After receiving two mediocre annual performance evaluations (for 2008 and 2009), Nathan filed this lawsuit against Takeda, claiming that (1) he was discriminated against because of his status as a male caregiver, (2) he was subjected to a hostile work environment, and (3) he was retaliated against after his employer learned of his complaints to HR and, later, to the Equal Employment Opportunity Commission (EEOC).
The Court considered Nathan’s discrimination claim to be one of “sex plus” discrimination, where the alleged discrimination is based on a combination of sex and “a facially neutral factor” – in this case, having childcare responsibilities. The Court determined that Nathan was required to show a comparator in order to establish a prima facie claim of “sex plus” discrimination. For example, he could have pointed to a fellow employee without any childcare responsibilities who was able to ignore Fouchie’s start-time requirements, or a female employee with childcare responsibilities similar to Nathan’s who was treated more favorably than he was.
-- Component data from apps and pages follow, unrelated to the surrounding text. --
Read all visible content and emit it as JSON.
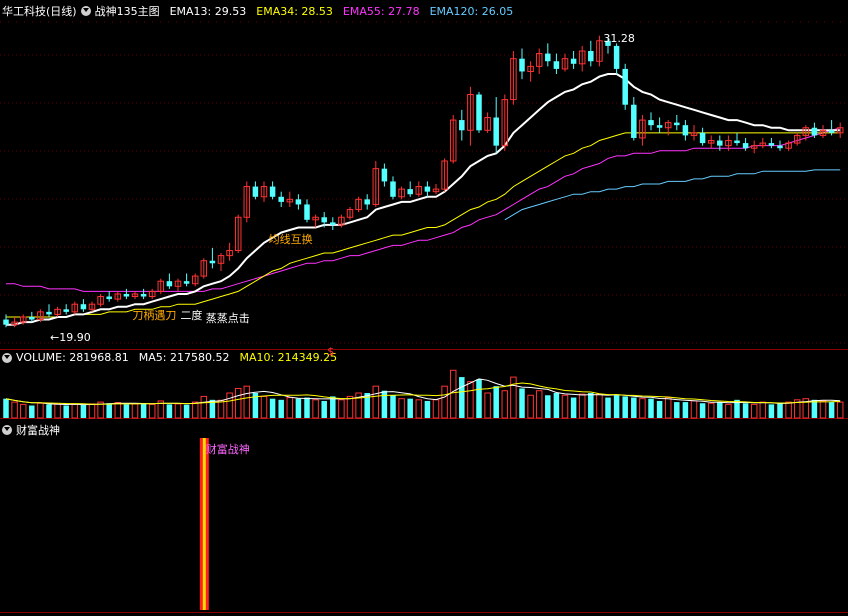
{
  "main_panel": {
    "stock_name": "华工科技(日线)",
    "template_name": "战神135主图",
    "indicators": [
      {
        "label": "EMA13: 29.53",
        "color": "#ffffff"
      },
      {
        "label": "EMA34: 28.53",
        "color": "#ffff00"
      },
      {
        "label": "EMA55: 27.78",
        "color": "#ff33ff"
      },
      {
        "label": "EMA120: 26.05",
        "color": "#66ccff"
      }
    ],
    "annotations": {
      "high_label": "31.28",
      "low_label": "←19.90",
      "signal_1": "均线互换",
      "signal_2": "刀柄遇刀",
      "signal_3": "二度",
      "signal_4": "蒸蒸点击",
      "dollar_marker": "$"
    }
  },
  "volume_panel": {
    "indicators": [
      {
        "label": "VOLUME: 281968.81",
        "color": "#ffffff"
      },
      {
        "label": "MA5: 217580.52",
        "color": "#ffffff"
      },
      {
        "label": "MA10: 214349.25",
        "color": "#ffff00"
      }
    ]
  },
  "wealth_panel": {
    "title": "财富战神",
    "bar_label": "财富战神"
  },
  "colors": {
    "up": "#ff3333",
    "down": "#54ffff",
    "ema13": "#ffffff",
    "ema34": "#ffff00",
    "ema55": "#ff33ff",
    "ema120": "#66ccff",
    "grid": "#8b0000"
  },
  "chart_data": {
    "type": "candlestick",
    "ohlc": [
      [
        20.2,
        20.4,
        19.9,
        20.0
      ],
      [
        20.0,
        20.3,
        19.9,
        20.1
      ],
      [
        20.1,
        20.4,
        20.0,
        20.3
      ],
      [
        20.3,
        20.5,
        20.1,
        20.2
      ],
      [
        20.2,
        20.6,
        20.1,
        20.5
      ],
      [
        20.5,
        20.8,
        20.3,
        20.4
      ],
      [
        20.4,
        20.7,
        20.3,
        20.6
      ],
      [
        20.6,
        20.8,
        20.4,
        20.5
      ],
      [
        20.5,
        20.9,
        20.4,
        20.8
      ],
      [
        20.8,
        21.0,
        20.5,
        20.6
      ],
      [
        20.6,
        20.9,
        20.5,
        20.8
      ],
      [
        20.8,
        21.2,
        20.7,
        21.1
      ],
      [
        21.1,
        21.3,
        20.9,
        21.0
      ],
      [
        21.0,
        21.3,
        20.9,
        21.2
      ],
      [
        21.2,
        21.4,
        21.0,
        21.1
      ],
      [
        21.1,
        21.3,
        21.0,
        21.2
      ],
      [
        21.2,
        21.4,
        21.0,
        21.1
      ],
      [
        21.1,
        21.4,
        21.0,
        21.3
      ],
      [
        21.3,
        21.8,
        21.2,
        21.7
      ],
      [
        21.7,
        22.0,
        21.4,
        21.5
      ],
      [
        21.5,
        21.8,
        21.3,
        21.7
      ],
      [
        21.7,
        22.0,
        21.5,
        21.6
      ],
      [
        21.6,
        22.0,
        21.5,
        21.9
      ],
      [
        21.9,
        22.6,
        21.8,
        22.5
      ],
      [
        22.5,
        23.0,
        22.2,
        22.4
      ],
      [
        22.4,
        22.8,
        22.1,
        22.7
      ],
      [
        22.7,
        23.2,
        22.5,
        22.9
      ],
      [
        22.9,
        24.3,
        22.8,
        24.2
      ],
      [
        24.2,
        25.6,
        24.0,
        25.4
      ],
      [
        25.4,
        25.6,
        24.9,
        25.0
      ],
      [
        25.0,
        25.6,
        24.8,
        25.4
      ],
      [
        25.4,
        25.6,
        24.9,
        25.0
      ],
      [
        25.0,
        25.2,
        24.6,
        24.8
      ],
      [
        24.8,
        25.2,
        24.6,
        24.9
      ],
      [
        24.9,
        25.1,
        24.5,
        24.7
      ],
      [
        24.7,
        24.9,
        24.0,
        24.1
      ],
      [
        24.1,
        24.3,
        23.8,
        24.2
      ],
      [
        24.2,
        24.4,
        23.8,
        24.0
      ],
      [
        24.0,
        24.2,
        23.7,
        23.9
      ],
      [
        23.9,
        24.3,
        23.8,
        24.2
      ],
      [
        24.2,
        24.6,
        24.1,
        24.5
      ],
      [
        24.5,
        25.0,
        24.4,
        24.9
      ],
      [
        24.9,
        25.1,
        24.5,
        24.7
      ],
      [
        24.7,
        26.4,
        24.6,
        26.1
      ],
      [
        26.1,
        26.3,
        25.4,
        25.6
      ],
      [
        25.6,
        25.8,
        24.9,
        25.0
      ],
      [
        25.0,
        25.4,
        24.9,
        25.3
      ],
      [
        25.3,
        25.6,
        25.0,
        25.1
      ],
      [
        25.1,
        25.6,
        25.0,
        25.4
      ],
      [
        25.4,
        25.6,
        25.0,
        25.2
      ],
      [
        25.2,
        25.5,
        25.1,
        25.3
      ],
      [
        25.3,
        26.5,
        25.2,
        26.4
      ],
      [
        26.4,
        28.2,
        26.3,
        28.0
      ],
      [
        28.0,
        28.4,
        27.2,
        27.6
      ],
      [
        27.6,
        29.3,
        27.0,
        29.0
      ],
      [
        29.0,
        29.1,
        27.5,
        27.6
      ],
      [
        27.6,
        28.3,
        27.5,
        28.1
      ],
      [
        28.1,
        28.9,
        26.7,
        27.0
      ],
      [
        27.0,
        29.0,
        26.8,
        28.8
      ],
      [
        28.8,
        30.7,
        28.6,
        30.4
      ],
      [
        30.4,
        30.8,
        29.6,
        29.9
      ],
      [
        29.9,
        30.3,
        29.5,
        30.1
      ],
      [
        30.1,
        30.8,
        29.8,
        30.6
      ],
      [
        30.6,
        31.0,
        30.1,
        30.3
      ],
      [
        30.3,
        30.6,
        29.8,
        30.0
      ],
      [
        30.0,
        30.6,
        29.9,
        30.4
      ],
      [
        30.4,
        30.7,
        30.0,
        30.2
      ],
      [
        30.2,
        30.9,
        29.9,
        30.7
      ],
      [
        30.7,
        31.1,
        30.1,
        30.3
      ],
      [
        30.3,
        31.3,
        30.1,
        31.1
      ],
      [
        31.1,
        31.2,
        30.6,
        30.9
      ],
      [
        30.9,
        31.0,
        29.8,
        30.0
      ],
      [
        30.0,
        30.2,
        28.4,
        28.6
      ],
      [
        28.6,
        28.9,
        27.2,
        27.3
      ],
      [
        27.3,
        28.2,
        27.0,
        28.0
      ],
      [
        28.0,
        28.3,
        27.6,
        27.8
      ],
      [
        27.8,
        28.1,
        27.5,
        27.7
      ],
      [
        27.7,
        28.0,
        27.4,
        27.9
      ],
      [
        27.9,
        28.2,
        27.6,
        27.8
      ],
      [
        27.8,
        28.0,
        27.2,
        27.4
      ],
      [
        27.4,
        27.8,
        27.2,
        27.5
      ],
      [
        27.5,
        27.7,
        27.0,
        27.1
      ],
      [
        27.1,
        27.4,
        26.9,
        27.2
      ],
      [
        27.2,
        27.4,
        26.8,
        27.0
      ],
      [
        27.0,
        27.4,
        26.8,
        27.2
      ],
      [
        27.2,
        27.5,
        27.0,
        27.1
      ],
      [
        27.1,
        27.3,
        26.8,
        26.9
      ],
      [
        26.9,
        27.2,
        26.7,
        27.0
      ],
      [
        27.0,
        27.3,
        26.9,
        27.1
      ],
      [
        27.1,
        27.3,
        26.9,
        27.0
      ],
      [
        27.0,
        27.2,
        26.8,
        26.9
      ],
      [
        26.9,
        27.2,
        26.8,
        27.1
      ],
      [
        27.1,
        27.5,
        27.0,
        27.4
      ],
      [
        27.4,
        27.8,
        27.2,
        27.7
      ],
      [
        27.7,
        27.9,
        27.3,
        27.4
      ],
      [
        27.4,
        27.8,
        27.3,
        27.6
      ],
      [
        27.6,
        28.0,
        27.4,
        27.5
      ],
      [
        27.5,
        27.9,
        27.3,
        27.7
      ]
    ],
    "ema13": [
      20.0,
      20.0,
      20.1,
      20.1,
      20.2,
      20.2,
      20.3,
      20.3,
      20.4,
      20.4,
      20.5,
      20.6,
      20.6,
      20.7,
      20.7,
      20.8,
      20.8,
      20.9,
      21.0,
      21.1,
      21.2,
      21.2,
      21.3,
      21.5,
      21.6,
      21.7,
      21.9,
      22.2,
      22.6,
      22.9,
      23.2,
      23.4,
      23.6,
      23.7,
      23.8,
      23.8,
      23.8,
      23.9,
      23.9,
      23.9,
      24.0,
      24.1,
      24.2,
      24.5,
      24.6,
      24.7,
      24.8,
      24.8,
      24.9,
      25.0,
      25.0,
      25.2,
      25.5,
      25.8,
      26.2,
      26.4,
      26.6,
      26.7,
      27.0,
      27.5,
      27.8,
      28.1,
      28.4,
      28.7,
      28.9,
      29.1,
      29.2,
      29.4,
      29.5,
      29.7,
      29.8,
      29.8,
      29.6,
      29.3,
      29.1,
      29.0,
      28.8,
      28.7,
      28.6,
      28.5,
      28.4,
      28.3,
      28.2,
      28.1,
      28.0,
      28.0,
      27.9,
      27.8,
      27.8,
      27.7,
      27.7,
      27.6,
      27.6,
      27.6,
      27.6,
      27.6,
      27.6,
      27.6
    ],
    "ema34": [
      20.3,
      20.3,
      20.3,
      20.3,
      20.3,
      20.3,
      20.3,
      20.3,
      20.4,
      20.4,
      20.4,
      20.4,
      20.5,
      20.5,
      20.5,
      20.6,
      20.6,
      20.6,
      20.7,
      20.7,
      20.8,
      20.8,
      20.8,
      20.9,
      21.0,
      21.1,
      21.2,
      21.3,
      21.5,
      21.7,
      21.9,
      22.1,
      22.2,
      22.4,
      22.5,
      22.6,
      22.7,
      22.8,
      22.8,
      22.9,
      23.0,
      23.1,
      23.2,
      23.3,
      23.4,
      23.5,
      23.5,
      23.6,
      23.7,
      23.8,
      23.8,
      23.9,
      24.1,
      24.3,
      24.5,
      24.6,
      24.8,
      24.9,
      25.1,
      25.4,
      25.6,
      25.8,
      26.0,
      26.2,
      26.4,
      26.6,
      26.7,
      26.9,
      27.0,
      27.2,
      27.3,
      27.4,
      27.5,
      27.5,
      27.5,
      27.5,
      27.5,
      27.5,
      27.5,
      27.5,
      27.5,
      27.5,
      27.5,
      27.5,
      27.5,
      27.5,
      27.5,
      27.5,
      27.5,
      27.5,
      27.5,
      27.5,
      27.5,
      27.5,
      27.5,
      27.5,
      27.5,
      27.5
    ],
    "ema55": [
      21.6,
      21.6,
      21.5,
      21.5,
      21.5,
      21.4,
      21.4,
      21.4,
      21.4,
      21.3,
      21.3,
      21.3,
      21.3,
      21.3,
      21.3,
      21.3,
      21.3,
      21.3,
      21.3,
      21.3,
      21.3,
      21.3,
      21.3,
      21.3,
      21.4,
      21.4,
      21.5,
      21.6,
      21.7,
      21.8,
      21.9,
      22.0,
      22.1,
      22.2,
      22.3,
      22.4,
      22.4,
      22.5,
      22.5,
      22.6,
      22.7,
      22.7,
      22.8,
      22.9,
      23.0,
      23.1,
      23.1,
      23.2,
      23.3,
      23.3,
      23.4,
      23.5,
      23.6,
      23.8,
      23.9,
      24.1,
      24.2,
      24.3,
      24.5,
      24.7,
      24.9,
      25.1,
      25.3,
      25.4,
      25.6,
      25.8,
      25.9,
      26.1,
      26.2,
      26.3,
      26.5,
      26.6,
      26.6,
      26.7,
      26.7,
      26.7,
      26.8,
      26.8,
      26.8,
      26.8,
      26.9,
      26.9,
      26.9,
      26.9,
      26.9,
      26.9,
      26.9,
      27.0,
      27.0,
      27.0,
      27.0,
      27.1,
      27.2,
      27.3,
      27.4,
      27.5,
      27.6,
      27.7
    ],
    "ema120": [
      null,
      null,
      null,
      null,
      null,
      null,
      null,
      null,
      null,
      null,
      null,
      null,
      null,
      null,
      null,
      null,
      null,
      null,
      null,
      null,
      null,
      null,
      null,
      null,
      null,
      null,
      null,
      null,
      null,
      null,
      null,
      null,
      null,
      null,
      null,
      null,
      null,
      null,
      null,
      null,
      null,
      null,
      null,
      null,
      null,
      null,
      null,
      null,
      null,
      null,
      null,
      null,
      null,
      null,
      null,
      null,
      null,
      null,
      24.1,
      24.3,
      24.5,
      24.6,
      24.7,
      24.8,
      24.9,
      25.0,
      25.1,
      25.1,
      25.2,
      25.2,
      25.3,
      25.3,
      25.4,
      25.4,
      25.5,
      25.5,
      25.5,
      25.6,
      25.6,
      25.6,
      25.7,
      25.7,
      25.8,
      25.8,
      25.8,
      25.9,
      25.9,
      25.9,
      26.0,
      26.0,
      26.0,
      26.0,
      26.0,
      26.0,
      26.05,
      26.05,
      26.05,
      26.05
    ],
    "volume": [
      0.85,
      0.7,
      0.6,
      0.55,
      0.65,
      0.6,
      0.62,
      0.55,
      0.6,
      0.58,
      0.62,
      0.7,
      0.65,
      0.68,
      0.6,
      0.62,
      0.65,
      0.6,
      0.75,
      0.6,
      0.62,
      0.58,
      0.7,
      0.95,
      0.8,
      0.78,
      1.1,
      1.3,
      1.4,
      1.1,
      0.95,
      0.85,
      0.8,
      0.9,
      0.85,
      0.9,
      0.8,
      0.75,
      0.95,
      0.8,
      0.95,
      1.1,
      1.1,
      1.4,
      1.2,
      1.0,
      0.85,
      0.85,
      0.8,
      0.75,
      0.8,
      1.4,
      2.1,
      1.8,
      1.6,
      1.7,
      1.1,
      1.4,
      1.2,
      1.8,
      1.3,
      1.0,
      1.2,
      1.0,
      1.1,
      1.0,
      0.9,
      1.05,
      1.1,
      1.05,
      0.9,
      1.0,
      0.95,
      0.9,
      0.85,
      0.85,
      0.75,
      0.9,
      0.7,
      0.7,
      0.75,
      0.65,
      0.65,
      0.7,
      0.6,
      0.8,
      0.65,
      0.6,
      0.7,
      0.6,
      0.65,
      0.7,
      0.8,
      0.85,
      0.8,
      0.75,
      0.7,
      0.7
    ],
    "signal_index": 23,
    "high_index": 69,
    "low_index": 0
  }
}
When he failed to do so, the Court was left with nothing but Nathan’s own inferences and subjective interpretations of his supervisor’s comments from which it might conclude that Nathan was discriminated against because of his childcare duties. As this was overly speculative, the Court awarded summary judgment to Takeda.
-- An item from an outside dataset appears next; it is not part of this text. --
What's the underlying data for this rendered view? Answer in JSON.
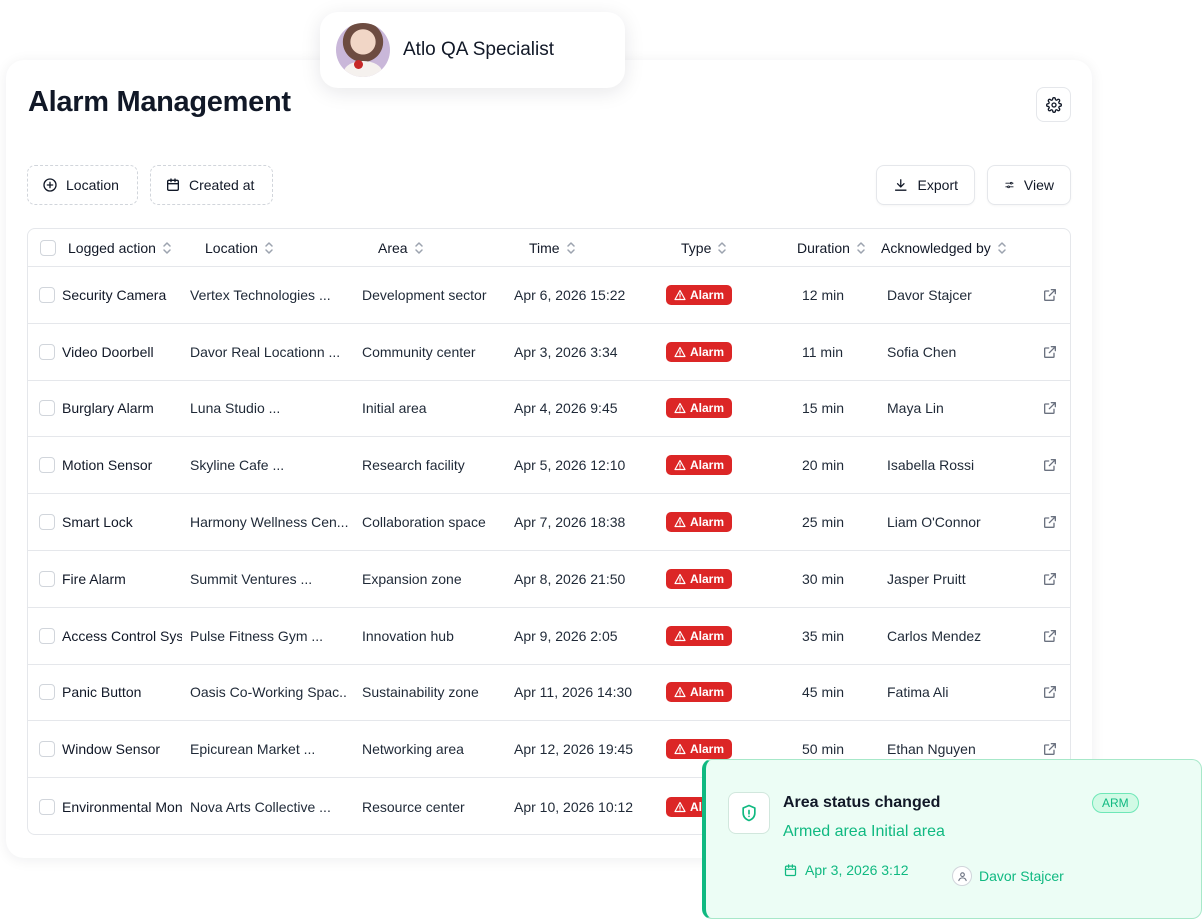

Similarly, the Court found that Takeda was entitled to judgment as a matter of law with respect to Nathan’s “hostile work environment” claims. Nathan failed to offer evidence sufficient to show that “a reasonable person in the plaintiff’s position” would consider his work environment to be sufficiently abusive; the evidence, even when viewed most favorably to Nathan, could not establish that he had been subjected to conduct that was, in fact, “severe or pervasive enough to create an abusive work environment.” In addition, the Court ruled that Nathan could not establish a causal link between the perceived hostility and his status as a “male caregiver”; at best, he could merely ask a jury to speculate and infer such a connection.
Finally, the Court held that Nathan had not presented evidence sufficient to establish a prima facie claim of retaliation for lodging complaints to HR (beginning in February 2009) and/or the EEOC (in July 2009). As with his other claims, the Court saw no direct evidence of causation. The Court further found that, even if Nathan had been able to establish a prima facie case for retaliation, his employer had offered legitimate, nondiscriminatory reasons for any of the allegedly adverse actions (i.e., Nathan’s inability to comply with the start-time policy, his inability to complete Takeda’s rigorous training requirements regarding its new drugs, etc.) which Nathan could not rebut as being mere “pretext” for discrimination/retaliation.
As this decision shows, employers can generally impose reasonable requirements upon employees that they must comply with regardless of childcare responsibilities. The employer must simply be consistent in enforcing such requirements so that an employee cannot claim that it treats one gender differently than the other in administering its personnel policies.